Instructions for the task —
For every line in the records that has the word "JSON", make a copy.

Supplied data —
- - -

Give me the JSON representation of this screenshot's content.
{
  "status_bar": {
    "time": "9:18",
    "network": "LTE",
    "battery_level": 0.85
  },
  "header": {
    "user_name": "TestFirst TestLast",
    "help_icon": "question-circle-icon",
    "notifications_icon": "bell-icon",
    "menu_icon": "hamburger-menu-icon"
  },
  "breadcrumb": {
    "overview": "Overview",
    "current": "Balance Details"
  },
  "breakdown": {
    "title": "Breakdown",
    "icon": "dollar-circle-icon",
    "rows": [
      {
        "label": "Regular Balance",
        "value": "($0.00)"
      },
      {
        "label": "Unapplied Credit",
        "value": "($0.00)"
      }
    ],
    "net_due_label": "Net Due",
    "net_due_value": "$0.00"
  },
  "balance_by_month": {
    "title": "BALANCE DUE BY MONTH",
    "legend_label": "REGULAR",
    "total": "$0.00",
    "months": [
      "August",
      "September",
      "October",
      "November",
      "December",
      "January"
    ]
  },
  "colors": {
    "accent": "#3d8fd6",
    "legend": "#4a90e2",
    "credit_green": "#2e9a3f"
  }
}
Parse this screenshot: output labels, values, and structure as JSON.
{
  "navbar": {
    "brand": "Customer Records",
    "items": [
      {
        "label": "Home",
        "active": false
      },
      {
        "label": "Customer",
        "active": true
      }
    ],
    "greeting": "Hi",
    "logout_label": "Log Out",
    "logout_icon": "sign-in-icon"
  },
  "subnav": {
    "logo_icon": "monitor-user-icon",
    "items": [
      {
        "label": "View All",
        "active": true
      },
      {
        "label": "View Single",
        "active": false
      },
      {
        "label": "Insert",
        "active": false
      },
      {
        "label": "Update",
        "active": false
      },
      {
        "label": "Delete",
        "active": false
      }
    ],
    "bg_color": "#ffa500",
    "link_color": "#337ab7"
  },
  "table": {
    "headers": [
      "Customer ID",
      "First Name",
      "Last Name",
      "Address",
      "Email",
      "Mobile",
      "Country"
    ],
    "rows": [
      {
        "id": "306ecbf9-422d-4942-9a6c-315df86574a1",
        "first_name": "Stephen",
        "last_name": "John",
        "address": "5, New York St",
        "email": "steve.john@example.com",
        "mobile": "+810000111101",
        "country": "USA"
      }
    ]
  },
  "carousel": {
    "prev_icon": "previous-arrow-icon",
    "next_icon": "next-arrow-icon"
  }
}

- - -

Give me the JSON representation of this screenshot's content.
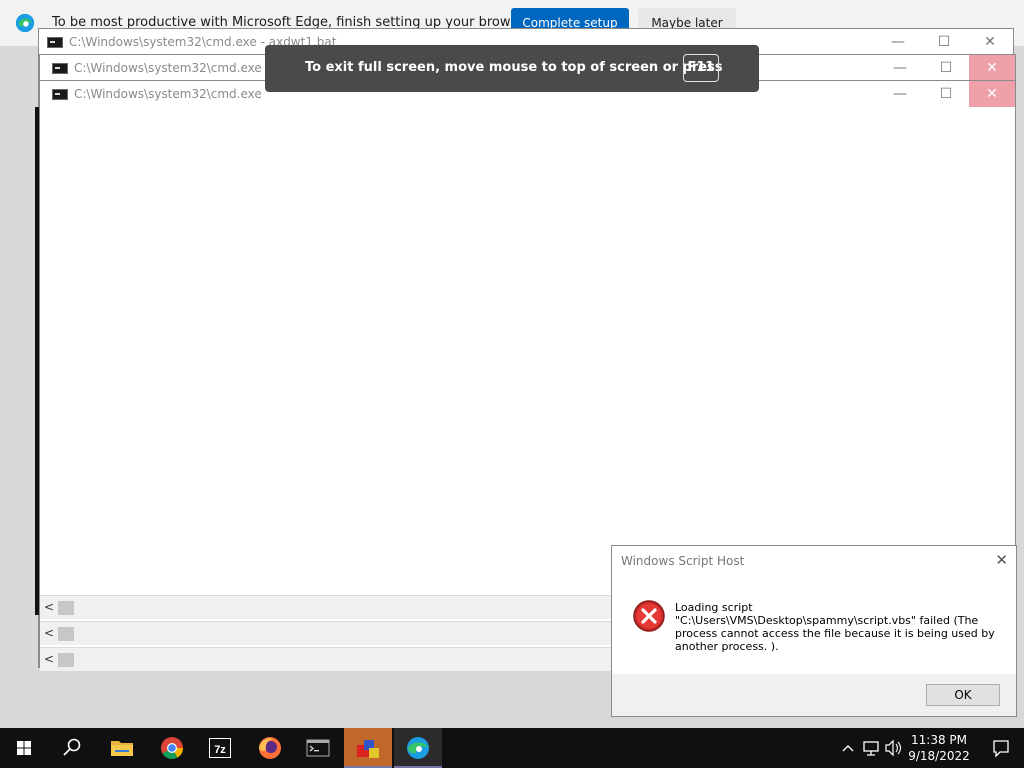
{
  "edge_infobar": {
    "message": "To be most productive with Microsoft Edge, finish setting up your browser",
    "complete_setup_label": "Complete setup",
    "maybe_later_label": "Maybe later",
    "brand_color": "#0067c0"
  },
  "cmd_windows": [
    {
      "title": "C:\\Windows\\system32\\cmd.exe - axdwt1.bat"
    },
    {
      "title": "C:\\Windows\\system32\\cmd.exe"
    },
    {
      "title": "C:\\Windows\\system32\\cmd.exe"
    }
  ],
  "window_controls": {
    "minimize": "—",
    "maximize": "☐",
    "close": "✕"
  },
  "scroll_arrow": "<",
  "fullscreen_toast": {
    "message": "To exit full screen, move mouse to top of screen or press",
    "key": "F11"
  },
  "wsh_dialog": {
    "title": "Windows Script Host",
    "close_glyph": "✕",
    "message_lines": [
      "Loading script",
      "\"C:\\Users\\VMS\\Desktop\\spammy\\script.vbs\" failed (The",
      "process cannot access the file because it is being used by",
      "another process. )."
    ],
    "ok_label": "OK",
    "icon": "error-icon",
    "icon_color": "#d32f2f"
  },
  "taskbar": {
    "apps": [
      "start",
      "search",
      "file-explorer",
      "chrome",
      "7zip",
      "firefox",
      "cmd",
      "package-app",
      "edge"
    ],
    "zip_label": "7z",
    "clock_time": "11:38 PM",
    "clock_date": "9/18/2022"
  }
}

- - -

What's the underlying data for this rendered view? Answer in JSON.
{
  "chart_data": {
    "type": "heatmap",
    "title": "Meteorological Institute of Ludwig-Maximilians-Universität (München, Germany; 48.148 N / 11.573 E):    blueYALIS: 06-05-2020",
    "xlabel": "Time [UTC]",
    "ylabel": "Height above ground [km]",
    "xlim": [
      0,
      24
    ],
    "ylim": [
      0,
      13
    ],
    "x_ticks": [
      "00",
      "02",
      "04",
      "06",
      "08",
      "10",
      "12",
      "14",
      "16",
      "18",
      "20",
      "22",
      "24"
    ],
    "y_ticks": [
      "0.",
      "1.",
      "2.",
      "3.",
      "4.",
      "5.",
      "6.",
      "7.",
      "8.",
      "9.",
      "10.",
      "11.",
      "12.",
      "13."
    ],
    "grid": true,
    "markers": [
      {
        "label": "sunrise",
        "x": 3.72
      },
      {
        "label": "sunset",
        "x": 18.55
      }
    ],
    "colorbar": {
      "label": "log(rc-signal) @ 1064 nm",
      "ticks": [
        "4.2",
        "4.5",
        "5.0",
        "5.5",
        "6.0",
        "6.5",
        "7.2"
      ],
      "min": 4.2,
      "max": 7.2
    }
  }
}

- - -

Finished task —
Give me the JSON representation of this screenshot's content.
Parse this screenshot: output labels, values, and structure as JSON.
Give me the JSON representation of this screenshot's content.
What's the underlying data for this rendered view? Answer in JSON.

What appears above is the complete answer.